- [Task item]: Go through the entries below and give the number of lines that have the string "ArtFire", and only that.

- [Supplied material]:
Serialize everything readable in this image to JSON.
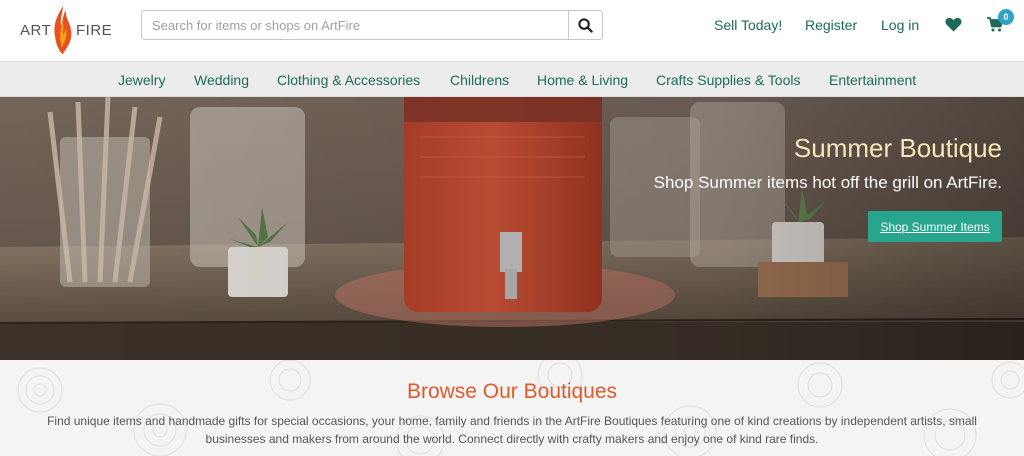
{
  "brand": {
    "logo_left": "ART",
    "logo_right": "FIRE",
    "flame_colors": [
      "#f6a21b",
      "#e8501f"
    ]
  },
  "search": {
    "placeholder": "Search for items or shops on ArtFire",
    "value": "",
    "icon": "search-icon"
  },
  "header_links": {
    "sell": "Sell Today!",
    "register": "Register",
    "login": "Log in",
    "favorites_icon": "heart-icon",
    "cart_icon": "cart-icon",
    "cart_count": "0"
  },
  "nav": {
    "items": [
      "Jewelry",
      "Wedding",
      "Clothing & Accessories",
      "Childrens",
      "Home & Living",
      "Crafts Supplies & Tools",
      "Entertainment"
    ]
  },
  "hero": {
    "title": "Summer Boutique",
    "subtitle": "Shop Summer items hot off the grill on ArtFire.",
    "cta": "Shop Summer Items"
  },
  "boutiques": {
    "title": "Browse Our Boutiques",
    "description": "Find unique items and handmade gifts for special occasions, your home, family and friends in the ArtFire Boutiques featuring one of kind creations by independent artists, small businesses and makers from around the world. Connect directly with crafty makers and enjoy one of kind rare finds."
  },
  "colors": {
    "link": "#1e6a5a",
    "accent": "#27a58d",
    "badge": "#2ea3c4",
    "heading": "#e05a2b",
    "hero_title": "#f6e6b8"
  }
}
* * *
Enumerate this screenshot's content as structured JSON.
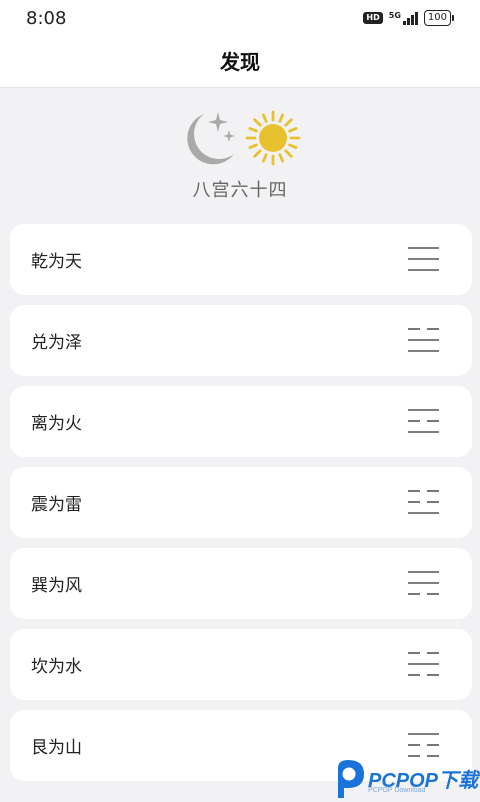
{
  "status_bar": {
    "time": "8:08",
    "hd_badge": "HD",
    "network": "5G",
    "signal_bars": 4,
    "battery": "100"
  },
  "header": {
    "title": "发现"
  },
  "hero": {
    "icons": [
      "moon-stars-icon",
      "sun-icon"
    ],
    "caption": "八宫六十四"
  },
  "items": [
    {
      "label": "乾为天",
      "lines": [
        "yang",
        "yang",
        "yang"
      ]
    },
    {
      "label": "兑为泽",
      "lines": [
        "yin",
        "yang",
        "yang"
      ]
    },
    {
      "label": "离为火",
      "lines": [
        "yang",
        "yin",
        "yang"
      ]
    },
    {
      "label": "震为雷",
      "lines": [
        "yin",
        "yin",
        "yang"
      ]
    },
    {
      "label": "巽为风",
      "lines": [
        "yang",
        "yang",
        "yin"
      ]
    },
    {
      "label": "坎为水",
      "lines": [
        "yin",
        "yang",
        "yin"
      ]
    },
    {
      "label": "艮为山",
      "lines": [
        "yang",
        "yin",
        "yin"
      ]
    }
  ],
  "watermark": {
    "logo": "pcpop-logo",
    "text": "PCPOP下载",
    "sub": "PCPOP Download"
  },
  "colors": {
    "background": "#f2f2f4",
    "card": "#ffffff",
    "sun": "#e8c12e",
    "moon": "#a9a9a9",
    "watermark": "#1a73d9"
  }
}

- [Response]: 3